## EXERCISE GOAL
Your answer should be every line below that includes the word "icon".
__________________________________________________
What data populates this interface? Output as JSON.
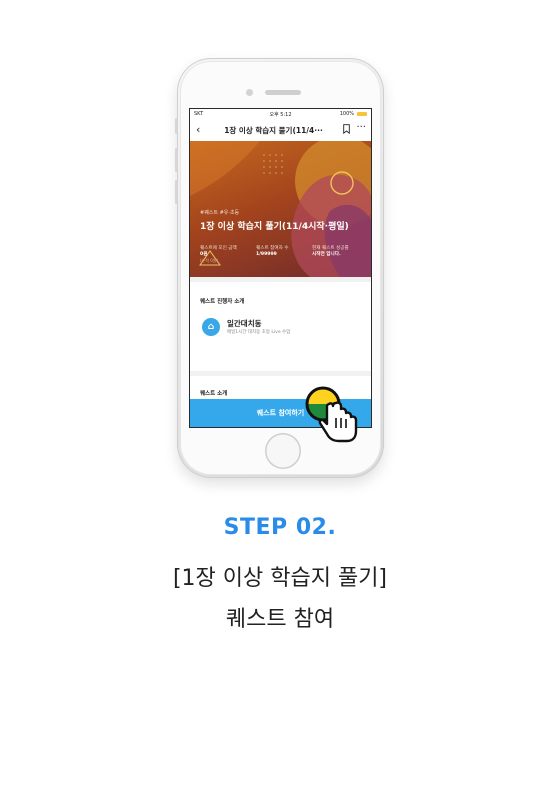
{
  "status_bar": {
    "carrier": "SKT",
    "time": "오후 5:12",
    "battery": "100%"
  },
  "nav": {
    "back_icon": "chevron-left-icon",
    "title": "1장 이상 학습지 풀기(11/4···",
    "bookmark_icon": "bookmark-icon",
    "more": "···"
  },
  "hero": {
    "tags": "#퀘스트 #유·초등",
    "title": "1장 이상 학습지 풀기(11/4시작·평일)",
    "stats": [
      {
        "label": "퀘스트에 모인 금액",
        "value": "0원",
        "sub": "(누적 0원)"
      },
      {
        "label": "퀘스트 참여자 수",
        "value": "1/99999",
        "sub": ""
      },
      {
        "label": "현재 퀘스트 성공률",
        "value": "시작전 입니다.",
        "sub": ""
      }
    ]
  },
  "host_section": {
    "label": "퀘스트 진행자 소개",
    "icon": "home-icon",
    "name": "일간대치동",
    "desc": "매일1시간 대치동 초등 Live 수업"
  },
  "about_section": {
    "label": "퀘스트 소개"
  },
  "cta": {
    "label": "퀘스트 참여하기"
  },
  "caption": {
    "step": "STEP 02.",
    "line1": "[1장 이상 학습지 풀기]",
    "line2": "퀘스트 참여"
  },
  "colors": {
    "accent": "#2a8ce8",
    "cta": "#34a8ea",
    "hero": "#a4441d"
  }
}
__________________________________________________
## SOLVED PROBLEM
    "back_icon": "chevron-left-icon",
    "bookmark_icon": "bookmark-icon",
    "icon": "home-icon",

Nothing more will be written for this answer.